Many of the spots highlighted represent that history, with locations ranging from John Howell Memorial Park — named after the gay Atlanta human rights and civic activist who passed away due to HIV complications — to Ansley Mall, which has been popular among the city’s LGBTQ community since the shopping center was built in the 1960s.

The lime green tour bus sets off from Ansley Mall as the bus tour starts on a four-hour journey through Atlanta’s LGBTQ history. (Matthew Pearson/WABE)

Many of the locations bring up good and bad memories for 81-year old Karen Thornton.

A native of East Tennessee, she says that she and her longtime partner Betsy have been called every name in the book. For years, the couple had to not only worry about taunts or slurs but also their safety.

“We didn’t hold hands. You didn’t dare hold hands,” Thornton said.

Dave Hayward shares about John Howell’s impact and work to advance LGBTQ rights during a stop at John Howell Memorial Park in Atlanta’s Virginia-Highland neighborhood. (Matthew Pearson/WABE)

“If you turned around [when being ridiculed], they could beat you up right in public. Nobody would [come to our defense]. ‘What, you’re dykes? Yeah, who cares?’ So we learned … you took it on the chin, so to speak.”

Throughout the periods of adversity, one Atlanta activist proved to be a source of strength for her and her friends.

“We really took our cues a lot from the Civil Rights Movement,” Thornton recalled. “We did like Martin Luther King. We didn’t yell back or anything, we just kept going. You just keep going.”

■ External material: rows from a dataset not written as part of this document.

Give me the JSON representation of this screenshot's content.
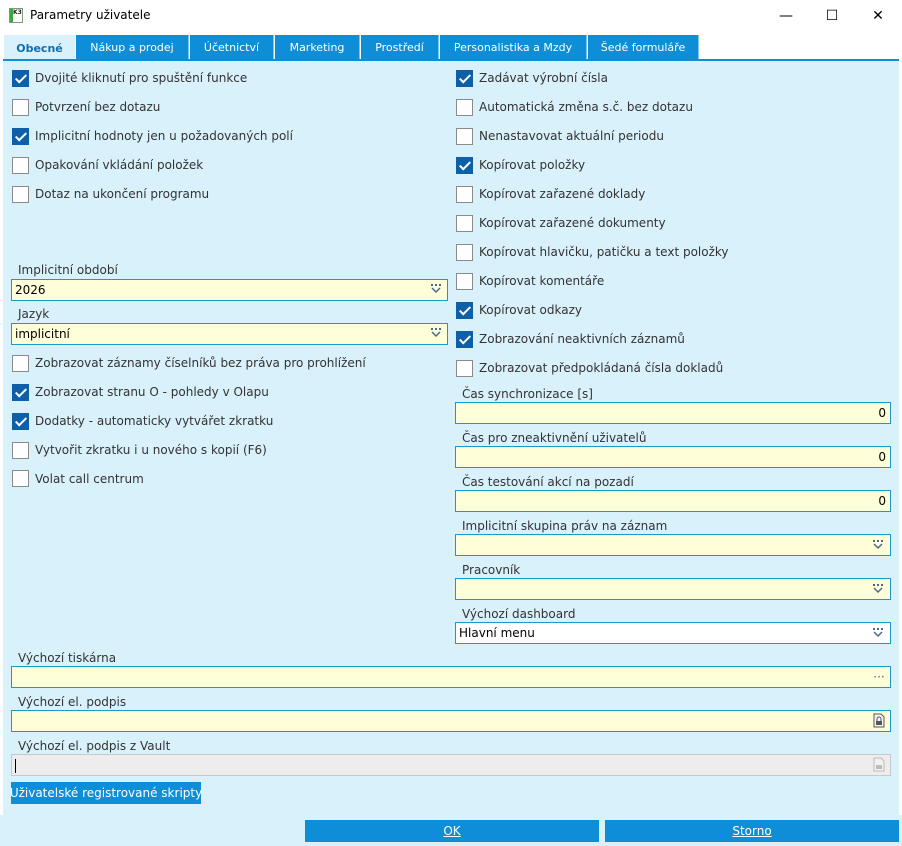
{
  "window": {
    "title": "Parametry uživatele",
    "icon_text": "K3",
    "controls": {
      "minimize": "—",
      "maximize": "☐",
      "close": "✕"
    }
  },
  "tabs": [
    {
      "label": "Obecné",
      "active": true
    },
    {
      "label": "Nákup a prodej",
      "active": false
    },
    {
      "label": "Účetnictví",
      "active": false
    },
    {
      "label": "Marketing",
      "active": false
    },
    {
      "label": "Prostředí",
      "active": false
    },
    {
      "label": "Personalistika a Mzdy",
      "active": false
    },
    {
      "label": "Šedé formuláře",
      "active": false
    }
  ],
  "left_checks": [
    {
      "label": "Dvojité kliknutí pro spuštění funkce",
      "checked": true
    },
    {
      "label": "Potvrzení bez dotazu",
      "checked": false
    },
    {
      "label": "Implicitní hodnoty jen u požadovaných polí",
      "checked": true
    },
    {
      "label": "Opakování vkládání položek",
      "checked": false
    },
    {
      "label": "Dotaz na ukončení programu",
      "checked": false
    }
  ],
  "period": {
    "label": "Implicitní období",
    "value": "2026"
  },
  "language": {
    "label": "Jazyk",
    "value": "implicitní"
  },
  "left_checks2": [
    {
      "label": "Zobrazovat záznamy číselníků bez práva pro prohlížení",
      "checked": false
    },
    {
      "label": "Zobrazovat stranu O - pohledy v Olapu",
      "checked": true
    },
    {
      "label": "Dodatky - automaticky vytvářet zkratku",
      "checked": true
    },
    {
      "label": "Vytvořit zkratku i u nového s kopií (F6)",
      "checked": false
    },
    {
      "label": "Volat call centrum",
      "checked": false
    }
  ],
  "right_checks": [
    {
      "label": "Zadávat výrobní čísla",
      "checked": true
    },
    {
      "label": "Automatická změna s.č. bez dotazu",
      "checked": false
    },
    {
      "label": "Nenastavovat aktuální periodu",
      "checked": false
    },
    {
      "label": "Kopírovat položky",
      "checked": true
    },
    {
      "label": "Kopírovat zařazené doklady",
      "checked": false
    },
    {
      "label": "Kopírovat zařazené dokumenty",
      "checked": false
    },
    {
      "label": "Kopírovat hlavičku, patičku a text položky",
      "checked": false
    },
    {
      "label": "Kopírovat komentáře",
      "checked": false
    },
    {
      "label": "Kopírovat odkazy",
      "checked": true
    },
    {
      "label": "Zobrazování neaktivních záznamů",
      "checked": true
    },
    {
      "label": "Zobrazovat předpokládaná čísla dokladů",
      "checked": false
    }
  ],
  "sync_time": {
    "label": "Čas synchronizace [s]",
    "value": "0"
  },
  "deactivate_time": {
    "label": "Čas pro zneaktivnění uživatelů",
    "value": "0"
  },
  "bg_test_time": {
    "label": "Čas testování akcí na pozadí",
    "value": "0"
  },
  "rights_group": {
    "label": "Implicitní skupina práv na záznam",
    "value": ""
  },
  "worker": {
    "label": "Pracovník",
    "value": ""
  },
  "dashboard": {
    "label": "Výchozí dashboard",
    "value": "Hlavní menu"
  },
  "printer": {
    "label": "Výchozí tiskárna",
    "value": "",
    "button": "···"
  },
  "signature": {
    "label": "Výchozí el. podpis",
    "value": ""
  },
  "vault_signature": {
    "label": "Výchozí el. podpis z Vault",
    "value": ""
  },
  "scripts_button": "Uživatelské registrované skripty",
  "footer": {
    "ok": "OK",
    "cancel": "Storno"
  },
  "colors": {
    "accent": "#0e8ed6",
    "panel": "#d9f1fb",
    "field": "#fefed8",
    "checked": "#0d5fa8"
  }
}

Hayward and Thornton said that during the HIV/AIDS epidemic in the ’80s, Atlanta’s Civil Rights Movement inspired LGBTQ activists to fight for their rights and inhibit spaces where they could be safe.

Tour participants read the names engraved in bricks placed on AIDS Memorial walking path walk at John Howell Memorial Park in Atlanta’s Virginia-Highland neighborhood. (Matthew Pearson/WABE)

One of these spaces for modern LGBTQ Atlanta is MetroFresh, owned by chef Mitchell Anderson.

A former actor who moved to California during the height of the HIV/AIDS epidemic in the mid-’80s, Anderson struggled at first to find a sense of identity and community while pursuing his dreams.

Former actor and now-chef Mitchell Anderson, works in the kitchen of MetroFresh in Midtown Atlanta. Anderson opened the restaurant 19 years ago after moving to the city with his husband. (Matthew Pearson/WABE)

“Landing in Hollywood … where I was trying to be a young leading man actor, I was also trying to come to terms with my own sexuality,” Anderson said.

After moving to Atlanta with his husband in 2005, the two established MetroFresh, which has grown to become a hub for congregation among the city’s queer residents.

“We’re surrounded by all age groups, all sexual orientations, all races. And it’s, you know, one of the things I’m most proud of is that we’ve for 19 years been the hub of the neighborhood.”

As the tour comes to an end, Gloria Gaynor’s 1980s record “I Will Survive” blares through the bus speakers — a song Hayward calls a community anthem.

“We are victors, we are not victims, we are victors.”

This story is part of the ongoing series Beyond Pride, in which WABE reporters take a deeper look at the issues affecting LGBTQ people in Georgia. Plus, hear LGBTQ Atlantans in their own words, check out a Pride events calendar running through the fall, LGBTQ coverage from other NPR stations across the South and more.